*** Listed entries Section Begins ***
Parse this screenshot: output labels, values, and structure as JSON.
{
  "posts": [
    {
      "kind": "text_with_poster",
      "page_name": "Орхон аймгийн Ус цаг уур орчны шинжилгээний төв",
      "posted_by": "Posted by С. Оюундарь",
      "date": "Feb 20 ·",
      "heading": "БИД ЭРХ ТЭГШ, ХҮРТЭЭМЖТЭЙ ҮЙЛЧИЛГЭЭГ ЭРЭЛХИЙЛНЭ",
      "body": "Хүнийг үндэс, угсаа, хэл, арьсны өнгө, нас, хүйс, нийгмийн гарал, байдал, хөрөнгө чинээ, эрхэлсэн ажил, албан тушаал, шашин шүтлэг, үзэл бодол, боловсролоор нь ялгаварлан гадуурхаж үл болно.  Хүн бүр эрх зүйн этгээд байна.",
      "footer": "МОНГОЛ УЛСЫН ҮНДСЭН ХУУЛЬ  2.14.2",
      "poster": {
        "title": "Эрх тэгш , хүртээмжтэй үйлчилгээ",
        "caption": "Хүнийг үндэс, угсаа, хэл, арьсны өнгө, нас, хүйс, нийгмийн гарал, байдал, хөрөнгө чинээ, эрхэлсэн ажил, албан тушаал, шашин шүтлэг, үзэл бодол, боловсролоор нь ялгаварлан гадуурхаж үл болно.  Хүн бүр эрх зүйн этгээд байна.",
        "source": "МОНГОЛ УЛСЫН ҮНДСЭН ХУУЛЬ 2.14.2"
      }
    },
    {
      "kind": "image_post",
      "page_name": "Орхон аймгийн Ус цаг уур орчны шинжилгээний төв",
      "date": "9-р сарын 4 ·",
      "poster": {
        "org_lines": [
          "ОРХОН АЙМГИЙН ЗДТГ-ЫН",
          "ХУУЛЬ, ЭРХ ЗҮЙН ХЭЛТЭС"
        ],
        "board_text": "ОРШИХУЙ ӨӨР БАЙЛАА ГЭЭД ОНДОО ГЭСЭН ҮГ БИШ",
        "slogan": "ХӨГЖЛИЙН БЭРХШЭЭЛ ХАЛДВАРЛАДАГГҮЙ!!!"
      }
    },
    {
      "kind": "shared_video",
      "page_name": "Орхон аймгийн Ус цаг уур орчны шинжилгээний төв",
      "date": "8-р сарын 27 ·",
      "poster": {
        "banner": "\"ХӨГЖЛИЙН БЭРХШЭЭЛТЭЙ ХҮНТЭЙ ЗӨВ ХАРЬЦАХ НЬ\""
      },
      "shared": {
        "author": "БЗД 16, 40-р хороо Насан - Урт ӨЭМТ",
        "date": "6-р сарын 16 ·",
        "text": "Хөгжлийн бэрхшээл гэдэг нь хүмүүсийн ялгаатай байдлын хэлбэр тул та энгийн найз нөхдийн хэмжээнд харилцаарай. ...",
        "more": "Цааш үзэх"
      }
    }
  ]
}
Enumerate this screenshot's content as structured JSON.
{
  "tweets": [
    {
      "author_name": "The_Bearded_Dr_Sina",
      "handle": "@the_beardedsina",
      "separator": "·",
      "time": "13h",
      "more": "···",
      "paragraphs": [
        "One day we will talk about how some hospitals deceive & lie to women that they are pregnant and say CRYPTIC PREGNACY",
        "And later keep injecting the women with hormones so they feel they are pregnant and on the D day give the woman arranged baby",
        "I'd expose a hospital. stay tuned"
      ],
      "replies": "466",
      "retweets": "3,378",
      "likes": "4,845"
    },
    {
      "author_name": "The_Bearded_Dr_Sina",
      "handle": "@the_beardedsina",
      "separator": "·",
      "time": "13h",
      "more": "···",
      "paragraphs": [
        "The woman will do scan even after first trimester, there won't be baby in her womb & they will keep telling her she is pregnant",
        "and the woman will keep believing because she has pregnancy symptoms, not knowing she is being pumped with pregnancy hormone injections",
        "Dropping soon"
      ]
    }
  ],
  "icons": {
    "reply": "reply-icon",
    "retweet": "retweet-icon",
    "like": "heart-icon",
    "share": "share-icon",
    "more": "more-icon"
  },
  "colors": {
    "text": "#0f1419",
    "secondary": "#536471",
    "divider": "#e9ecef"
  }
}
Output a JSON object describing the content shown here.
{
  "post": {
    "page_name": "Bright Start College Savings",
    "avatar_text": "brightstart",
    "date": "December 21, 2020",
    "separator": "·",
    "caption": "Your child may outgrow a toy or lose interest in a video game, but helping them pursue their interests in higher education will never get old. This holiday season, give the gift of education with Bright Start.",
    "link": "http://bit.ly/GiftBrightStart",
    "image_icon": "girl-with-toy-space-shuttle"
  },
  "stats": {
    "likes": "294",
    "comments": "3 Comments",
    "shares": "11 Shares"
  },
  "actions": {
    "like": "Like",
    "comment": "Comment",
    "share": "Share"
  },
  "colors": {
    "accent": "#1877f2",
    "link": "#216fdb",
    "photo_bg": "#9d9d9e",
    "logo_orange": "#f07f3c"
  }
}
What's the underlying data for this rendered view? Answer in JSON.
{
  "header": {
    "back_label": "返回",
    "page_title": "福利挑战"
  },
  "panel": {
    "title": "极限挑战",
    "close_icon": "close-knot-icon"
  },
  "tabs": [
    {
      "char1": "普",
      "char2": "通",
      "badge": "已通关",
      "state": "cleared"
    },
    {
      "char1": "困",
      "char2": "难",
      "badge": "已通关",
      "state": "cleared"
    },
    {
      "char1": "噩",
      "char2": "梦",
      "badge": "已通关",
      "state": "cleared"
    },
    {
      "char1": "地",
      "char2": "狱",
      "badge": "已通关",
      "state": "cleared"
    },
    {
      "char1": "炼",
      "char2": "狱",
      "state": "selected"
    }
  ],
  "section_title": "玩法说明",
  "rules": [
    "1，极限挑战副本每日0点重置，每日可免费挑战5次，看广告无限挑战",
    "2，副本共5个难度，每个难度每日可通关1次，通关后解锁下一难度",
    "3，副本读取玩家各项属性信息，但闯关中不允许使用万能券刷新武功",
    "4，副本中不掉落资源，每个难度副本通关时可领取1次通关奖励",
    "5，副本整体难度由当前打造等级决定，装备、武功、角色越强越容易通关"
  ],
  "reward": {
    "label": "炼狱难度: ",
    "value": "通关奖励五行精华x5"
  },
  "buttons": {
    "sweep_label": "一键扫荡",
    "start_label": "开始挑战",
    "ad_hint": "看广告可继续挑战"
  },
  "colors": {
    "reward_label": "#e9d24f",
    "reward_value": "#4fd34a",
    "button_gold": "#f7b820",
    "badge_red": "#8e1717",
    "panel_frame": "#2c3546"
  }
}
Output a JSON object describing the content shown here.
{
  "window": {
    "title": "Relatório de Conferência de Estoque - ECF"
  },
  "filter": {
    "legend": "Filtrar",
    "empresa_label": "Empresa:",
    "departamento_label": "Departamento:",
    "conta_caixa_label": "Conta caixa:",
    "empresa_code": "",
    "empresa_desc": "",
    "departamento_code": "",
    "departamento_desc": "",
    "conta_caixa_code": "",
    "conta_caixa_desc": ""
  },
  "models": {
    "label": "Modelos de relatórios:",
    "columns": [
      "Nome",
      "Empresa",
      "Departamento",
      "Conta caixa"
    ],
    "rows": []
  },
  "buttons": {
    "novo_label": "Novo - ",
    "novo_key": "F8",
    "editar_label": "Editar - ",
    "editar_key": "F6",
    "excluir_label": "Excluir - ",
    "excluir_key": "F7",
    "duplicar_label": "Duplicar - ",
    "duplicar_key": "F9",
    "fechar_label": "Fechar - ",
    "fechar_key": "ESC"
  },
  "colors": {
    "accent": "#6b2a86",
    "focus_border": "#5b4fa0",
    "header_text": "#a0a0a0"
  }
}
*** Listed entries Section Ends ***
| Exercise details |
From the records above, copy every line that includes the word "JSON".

| Response for this exercise |
Parse this screenshot: output labels, values, and structure as JSON.
Enumerate this screenshot's content as structured JSON.
Output a JSON object describing the content shown here.
What's the underlying data for this rendered view? Answer in JSON.
Output a JSON object describing the content shown here.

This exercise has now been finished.